• [Stored data]:

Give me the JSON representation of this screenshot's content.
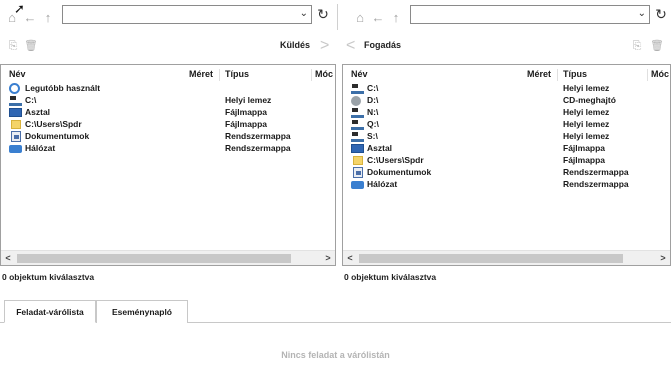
{
  "left_pane": {
    "toolbar": {
      "transfer_label": "Küldés"
    },
    "columns": {
      "name": "Név",
      "size": "Méret",
      "type": "Típus",
      "modified": "Móc"
    },
    "items": [
      {
        "name": "Legutóbb használt",
        "type": "",
        "icon": "recent-icon"
      },
      {
        "name": "C:\\",
        "type": "Helyi lemez",
        "icon": "drive-icon"
      },
      {
        "name": "Asztal",
        "type": "Fájlmappa",
        "icon": "desktop-folder-icon"
      },
      {
        "name": "C:\\Users\\Spdr",
        "type": "Fájlmappa",
        "icon": "folder-icon"
      },
      {
        "name": "Dokumentumok",
        "type": "Rendszermappa",
        "icon": "documents-icon"
      },
      {
        "name": "Hálózat",
        "type": "Rendszermappa",
        "icon": "network-icon"
      }
    ],
    "status": "0 objektum kiválasztva"
  },
  "right_pane": {
    "toolbar": {
      "transfer_label": "Fogadás"
    },
    "columns": {
      "name": "Név",
      "size": "Méret",
      "type": "Típus",
      "modified": "Móc"
    },
    "items": [
      {
        "name": "C:\\",
        "type": "Helyi lemez",
        "icon": "drive-icon"
      },
      {
        "name": "D:\\",
        "type": "CD-meghajtó",
        "icon": "cd-drive-icon"
      },
      {
        "name": "N:\\",
        "type": "Helyi lemez",
        "icon": "drive-icon"
      },
      {
        "name": "Q:\\",
        "type": "Helyi lemez",
        "icon": "drive-icon"
      },
      {
        "name": "S:\\",
        "type": "Helyi lemez",
        "icon": "drive-icon"
      },
      {
        "name": "Asztal",
        "type": "Fájlmappa",
        "icon": "desktop-folder-icon"
      },
      {
        "name": "C:\\Users\\Spdr",
        "type": "Fájlmappa",
        "icon": "folder-icon"
      },
      {
        "name": "Dokumentumok",
        "type": "Rendszermappa",
        "icon": "documents-icon"
      },
      {
        "name": "Hálózat",
        "type": "Rendszermappa",
        "icon": "network-icon"
      }
    ],
    "status": "0 objektum kiválasztva"
  },
  "bottom": {
    "tabs": [
      {
        "label": "Feladat-várólista",
        "active": true
      },
      {
        "label": "Eseménynapló",
        "active": false
      }
    ],
    "empty_message": "Nincs feladat a várólistán"
  }
}
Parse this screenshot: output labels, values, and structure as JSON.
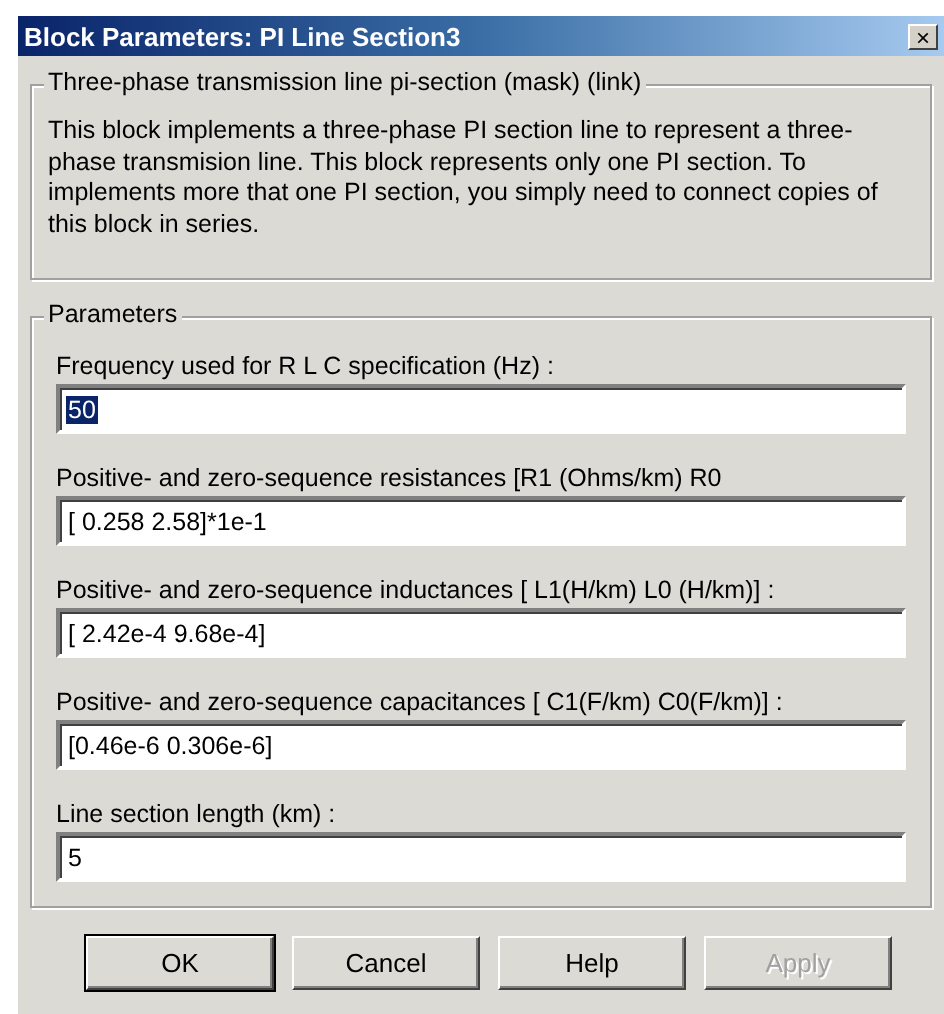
{
  "window": {
    "title": "Block Parameters: PI Line Section3",
    "close": "×"
  },
  "description": {
    "title": "Three-phase transmission line pi-section (mask) (link)",
    "text": "This block implements a three-phase PI section line to represent a three-phase transmision line. This block represents only  one PI section. To implements more that one PI section,  you  simply need to connect copies of this block in series."
  },
  "parameters": {
    "title": "Parameters",
    "fields": [
      {
        "label": "Frequency used for R L C specification (Hz) :",
        "value": "50",
        "text_selected": true
      },
      {
        "label": "Positive- and zero-sequence resistances  [R1 (Ohms/km)  R0",
        "value": "[ 0.258 2.58]*1e-1",
        "text_selected": false
      },
      {
        "label": "Positive- and zero-sequence inductances [ L1(H/km)  L0 (H/km)] :",
        "value": "[ 2.42e-4 9.68e-4]",
        "text_selected": false
      },
      {
        "label": "Positive- and zero-sequence capacitances [ C1(F/km) C0(F/km)] :",
        "value": "[0.46e-6 0.306e-6]",
        "text_selected": false
      },
      {
        "label": "Line section length (km) :",
        "value": "5",
        "text_selected": false
      }
    ]
  },
  "buttons": [
    {
      "label": "OK",
      "default": true,
      "disabled": false
    },
    {
      "label": "Cancel",
      "default": false,
      "disabled": false
    },
    {
      "label": "Help",
      "default": false,
      "disabled": false
    },
    {
      "label": "Apply",
      "default": false,
      "disabled": true
    }
  ]
}
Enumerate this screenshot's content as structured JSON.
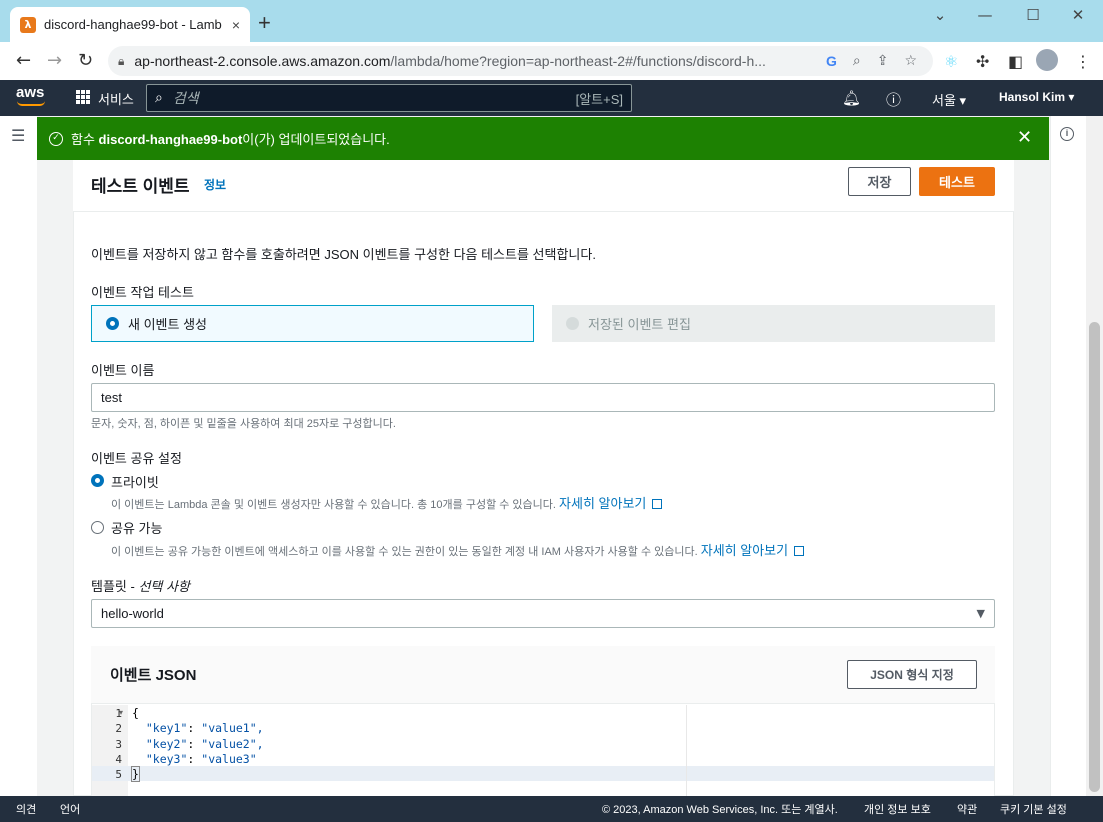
{
  "browser": {
    "tab_title": "discord-hanghae99-bot - Lamb",
    "favicon": "λ",
    "tab_close": "×",
    "new_tab": "+",
    "window_controls": {
      "minimize": "⌄",
      "restore": "—",
      "maximize": "☐",
      "close": "✕"
    },
    "url_host": "ap-northeast-2.console.aws.amazon.com",
    "url_path": "/lambda/home?region=ap-northeast-2#/functions/discord-h...",
    "google_label": "G"
  },
  "aws_nav": {
    "logo": "aws",
    "services_label": "서비스",
    "search_placeholder": "검색",
    "search_shortcut": "[알트+S]",
    "region_label": "서울 ▾",
    "user_label": "Hansol Kim ▾"
  },
  "flash": {
    "prefix": "함수 ",
    "function_name": "discord-hanghae99-bot",
    "suffix": "이(가) 업데이트되었습니다."
  },
  "panel": {
    "title": "테스트 이벤트",
    "info_link": "정보",
    "save_button": "저장",
    "test_button": "테스트",
    "description": "이벤트를 저장하지 않고 함수를 호출하려면 JSON 이벤트를 구성한 다음 테스트를 선택합니다.",
    "action_label": "이벤트 작업 테스트",
    "action_new": "새 이벤트 생성",
    "action_edit": "저장된 이벤트 편집",
    "name_label": "이벤트 이름",
    "name_value": "test",
    "name_hint": "문자, 숫자, 점, 하이픈 및 밑줄을 사용하여 최대 25자로 구성합니다.",
    "sharing_label": "이벤트 공유 설정",
    "private_label": "프라이빗",
    "private_desc": "이 이벤트는 Lambda 콘솔 및 이벤트 생성자만 사용할 수 있습니다. 총 10개를 구성할 수 있습니다.",
    "shareable_label": "공유 가능",
    "shareable_desc": "이 이벤트는 공유 가능한 이벤트에 액세스하고 이를 사용할 수 있는 권한이 있는 동일한 계정 내 IAM 사용자가 사용할 수 있습니다.",
    "learn_more": "자세히 알아보기",
    "template_label": "템플릿 - ",
    "template_optional": "선택 사항",
    "template_value": "hello-world",
    "json_title": "이벤트 JSON",
    "format_button": "JSON 형식 지정"
  },
  "editor": {
    "line_numbers": [
      "1",
      "2",
      "3",
      "4",
      "5"
    ],
    "lines": [
      {
        "text": "{"
      },
      {
        "key": "\"key1\"",
        "value": "\"value1\","
      },
      {
        "key": "\"key2\"",
        "value": "\"value2\","
      },
      {
        "key": "\"key3\"",
        "value": "\"value3\""
      },
      {
        "text": "}"
      }
    ]
  },
  "footer": {
    "feedback": "의견",
    "language": "언어",
    "copyright": "© 2023, Amazon Web Services, Inc. 또는 계열사.",
    "privacy": "개인 정보 보호",
    "terms": "약관",
    "cookies": "쿠키 기본 설정"
  },
  "colors": {
    "aws_nav": "#232f3e",
    "flash_success": "#1d8102",
    "primary_button": "#ec7211",
    "link": "#0073bb"
  }
}
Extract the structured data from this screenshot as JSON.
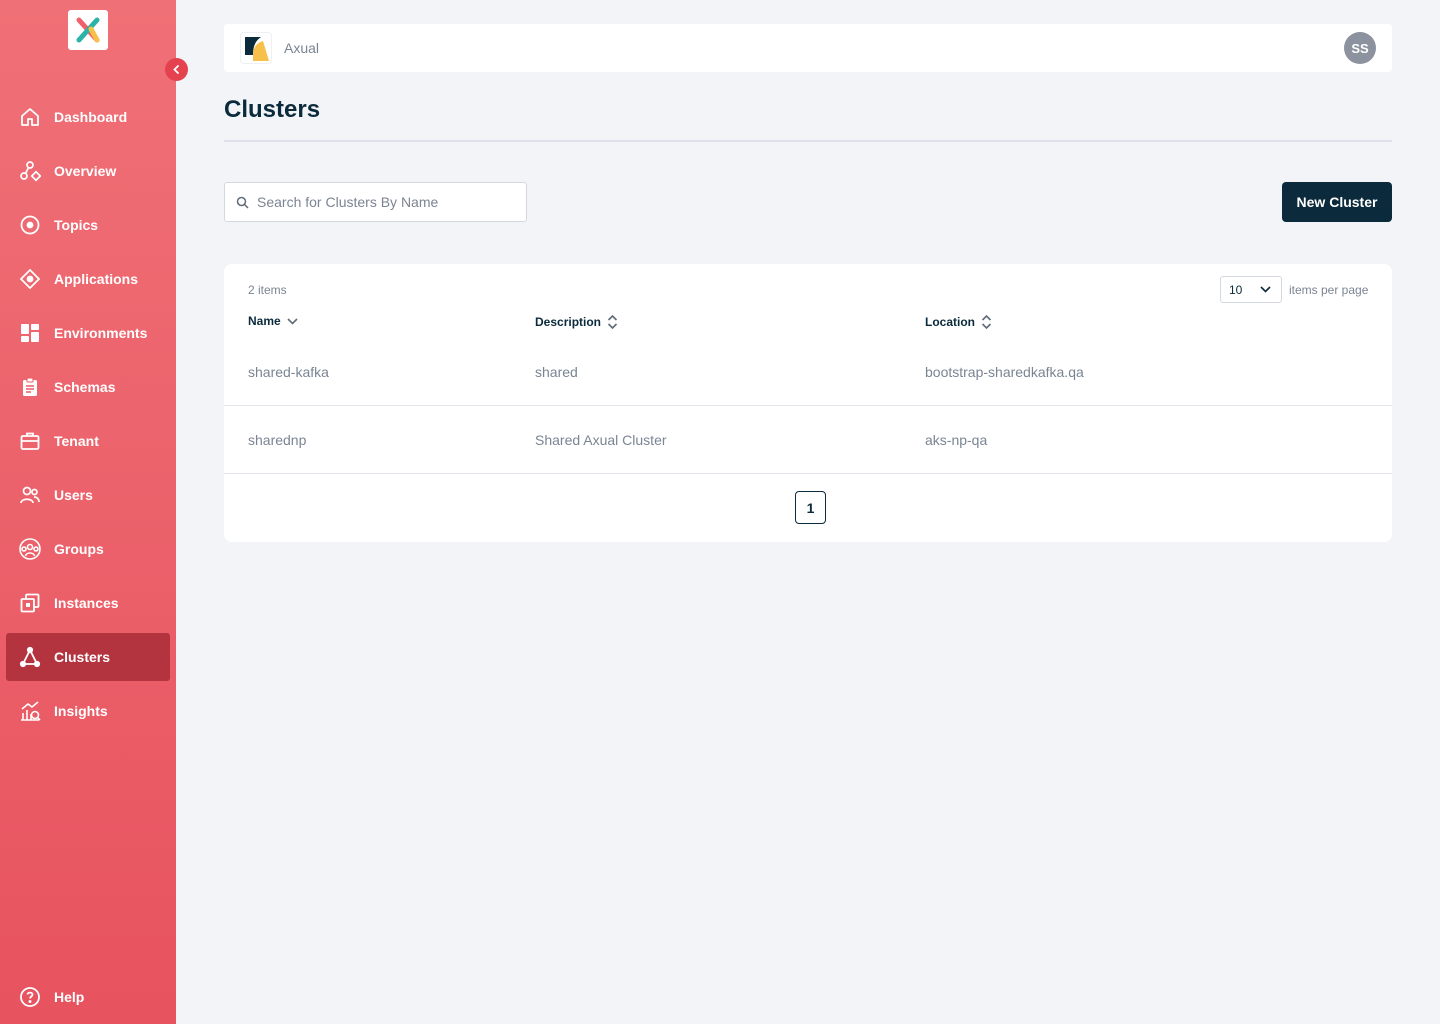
{
  "brand": {
    "accent": "#e7535f",
    "active": "#b3343f",
    "dark": "#0b2a3b"
  },
  "sidebar": {
    "items": [
      {
        "label": "Dashboard",
        "icon": "home-icon"
      },
      {
        "label": "Overview",
        "icon": "overview-icon"
      },
      {
        "label": "Topics",
        "icon": "topic-icon"
      },
      {
        "label": "Applications",
        "icon": "application-icon"
      },
      {
        "label": "Environments",
        "icon": "grid-icon"
      },
      {
        "label": "Schemas",
        "icon": "clipboard-icon"
      },
      {
        "label": "Tenant",
        "icon": "briefcase-icon"
      },
      {
        "label": "Users",
        "icon": "users-icon"
      },
      {
        "label": "Groups",
        "icon": "groups-icon"
      },
      {
        "label": "Instances",
        "icon": "instances-icon"
      },
      {
        "label": "Clusters",
        "icon": "cluster-icon",
        "active": true
      },
      {
        "label": "Insights",
        "icon": "insights-icon"
      }
    ],
    "help": {
      "label": "Help",
      "icon": "help-icon"
    }
  },
  "header": {
    "org_name": "Axual",
    "avatar_initials": "SS"
  },
  "page": {
    "title": "Clusters"
  },
  "search": {
    "placeholder": "Search for Clusters By Name"
  },
  "actions": {
    "new_cluster": "New Cluster"
  },
  "table": {
    "count_label": "2 items",
    "per_page_value": "10",
    "per_page_label": "items per page",
    "columns": [
      "Name",
      "Description",
      "Location"
    ],
    "rows": [
      {
        "name": "shared-kafka",
        "description": "shared",
        "location": "bootstrap-sharedkafka.qa"
      },
      {
        "name": "sharednp",
        "description": "Shared Axual Cluster",
        "location": "aks-np-qa"
      }
    ],
    "current_page": "1"
  }
}
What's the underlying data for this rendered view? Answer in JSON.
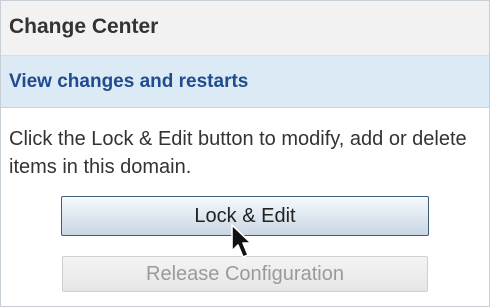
{
  "panel": {
    "title": "Change Center",
    "subheader_link": "View changes and restarts",
    "description": "Click the Lock & Edit button to modify, add or delete items in this domain.",
    "lock_edit_label": "Lock & Edit",
    "release_label": "Release Configuration"
  },
  "icons": {
    "cursor": "mouse-pointer-icon"
  },
  "colors": {
    "header_bg": "#f2f2f2",
    "subheader_bg": "#dceaf5",
    "link": "#1f4c8f",
    "disabled_text": "#9a9a9a"
  }
}
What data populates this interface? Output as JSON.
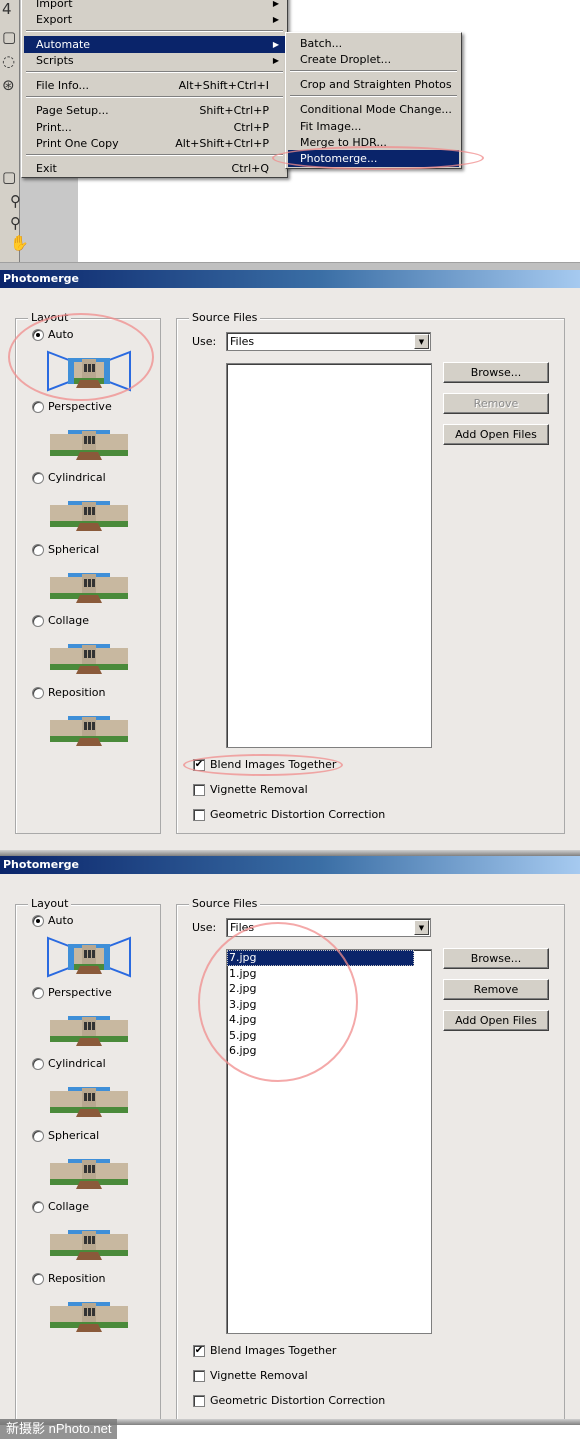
{
  "file_menu": {
    "items": [
      {
        "label": "Import",
        "shortcut": "",
        "submenu": true
      },
      {
        "label": "Export",
        "shortcut": "",
        "submenu": true
      },
      {
        "label": "Automate",
        "shortcut": "",
        "submenu": true,
        "highlighted": true
      },
      {
        "label": "Scripts",
        "shortcut": "",
        "submenu": true
      },
      {
        "label": "File Info...",
        "shortcut": "Alt+Shift+Ctrl+I"
      },
      {
        "label": "Page Setup...",
        "shortcut": "Shift+Ctrl+P"
      },
      {
        "label": "Print...",
        "shortcut": "Ctrl+P"
      },
      {
        "label": "Print One Copy",
        "shortcut": "Alt+Shift+Ctrl+P"
      },
      {
        "label": "Exit",
        "shortcut": "Ctrl+Q"
      }
    ]
  },
  "automate_menu": {
    "items": [
      {
        "label": "Batch..."
      },
      {
        "label": "Create Droplet..."
      },
      {
        "label": "Crop and Straighten Photos"
      },
      {
        "label": "Conditional Mode Change..."
      },
      {
        "label": "Fit Image..."
      },
      {
        "label": "Merge to HDR..."
      },
      {
        "label": "Photomerge...",
        "highlighted": true
      }
    ]
  },
  "dialogs": [
    {
      "title": "Photomerge",
      "layout_label": "Layout",
      "layout_options": [
        {
          "label": "Auto",
          "selected": true
        },
        {
          "label": "Perspective",
          "selected": false
        },
        {
          "label": "Cylindrical",
          "selected": false
        },
        {
          "label": "Spherical",
          "selected": false
        },
        {
          "label": "Collage",
          "selected": false
        },
        {
          "label": "Reposition",
          "selected": false
        }
      ],
      "source_files_label": "Source Files",
      "use_label": "Use:",
      "use_value": "Files",
      "files": [],
      "browse_label": "Browse...",
      "remove_label": "Remove",
      "remove_enabled": false,
      "add_open_files_label": "Add Open Files",
      "options": [
        {
          "label": "Blend Images Together",
          "checked": true
        },
        {
          "label": "Vignette Removal",
          "checked": false
        },
        {
          "label": "Geometric Distortion Correction",
          "checked": false
        }
      ]
    },
    {
      "title": "Photomerge",
      "layout_label": "Layout",
      "layout_options": [
        {
          "label": "Auto",
          "selected": true
        },
        {
          "label": "Perspective",
          "selected": false
        },
        {
          "label": "Cylindrical",
          "selected": false
        },
        {
          "label": "Spherical",
          "selected": false
        },
        {
          "label": "Collage",
          "selected": false
        },
        {
          "label": "Reposition",
          "selected": false
        }
      ],
      "source_files_label": "Source Files",
      "use_label": "Use:",
      "use_value": "Files",
      "files": [
        "7.jpg",
        "1.jpg",
        "2.jpg",
        "3.jpg",
        "4.jpg",
        "5.jpg",
        "6.jpg"
      ],
      "selected_file": "7.jpg",
      "browse_label": "Browse...",
      "remove_label": "Remove",
      "remove_enabled": true,
      "add_open_files_label": "Add Open Files",
      "options": [
        {
          "label": "Blend Images Together",
          "checked": true
        },
        {
          "label": "Vignette Removal",
          "checked": false
        },
        {
          "label": "Geometric Distortion Correction",
          "checked": false
        }
      ]
    }
  ],
  "watermark": "新摄影 nPhoto.net",
  "colors": {
    "menu_highlight": "#0a246a",
    "dialog_bg": "#ece9e6",
    "annotation": "#f08c8c"
  }
}
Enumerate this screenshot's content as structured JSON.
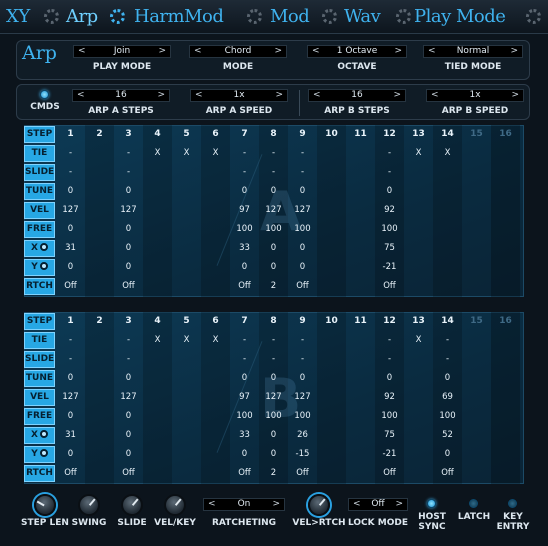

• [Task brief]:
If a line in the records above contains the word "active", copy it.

• [Reply to the exercise]:
        "active": true
        "active": false
    "active": "#b3343f",
        "active": true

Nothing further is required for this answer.